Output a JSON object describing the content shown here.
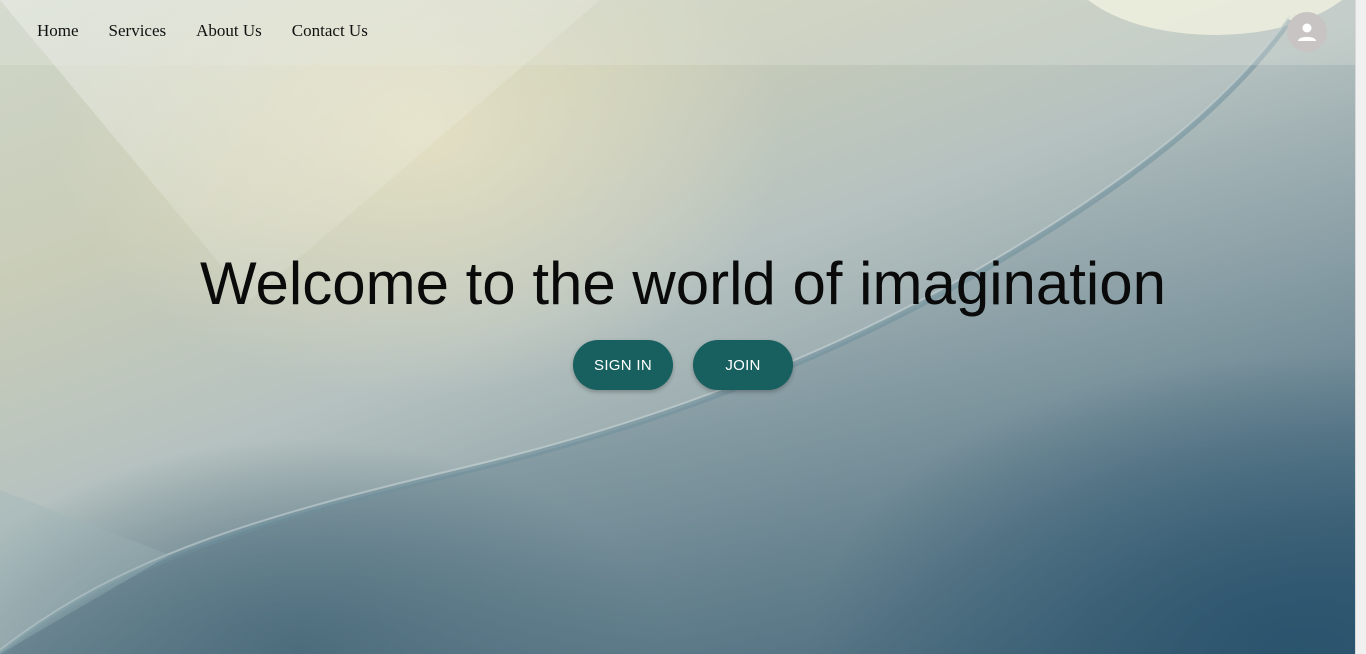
{
  "nav": {
    "items": [
      {
        "label": "Home"
      },
      {
        "label": "Services"
      },
      {
        "label": "About Us"
      },
      {
        "label": "Contact Us"
      }
    ],
    "avatar_icon": "person-icon"
  },
  "hero": {
    "headline": "Welcome to the world of imagination",
    "buttons": {
      "sign_in": "SIGN IN",
      "join": "JOIN"
    }
  },
  "colors": {
    "button_bg": "#17605f",
    "button_text": "#ffffff",
    "avatar_bg": "#c9c4c4"
  }
}
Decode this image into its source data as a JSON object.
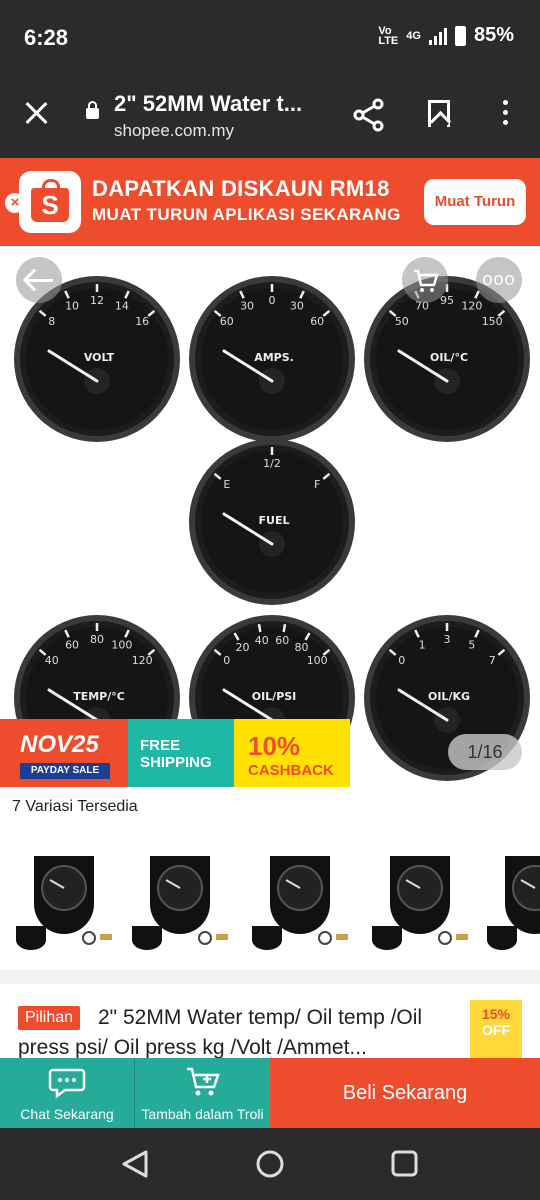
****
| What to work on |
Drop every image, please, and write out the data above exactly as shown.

| Solution to this problem |
Output a JSON object describing the content shown here.
{
  "nav": {
    "items": [
      {
        "label": "Home"
      },
      {
        "label": "Services"
      },
      {
        "label": "About Us"
      },
      {
        "label": "Contact Us"
      }
    ],
    "avatar_icon": "person-icon"
  },
  "hero": {
    "headline": "Welcome to the world of imagination",
    "buttons": {
      "sign_in": "SIGN IN",
      "join": "JOIN"
    }
  },
  "colors": {
    "button_bg": "#17605f",
    "button_text": "#ffffff",
    "avatar_bg": "#c9c4c4"
  }
}
Decode this image into its source data as a JSON object.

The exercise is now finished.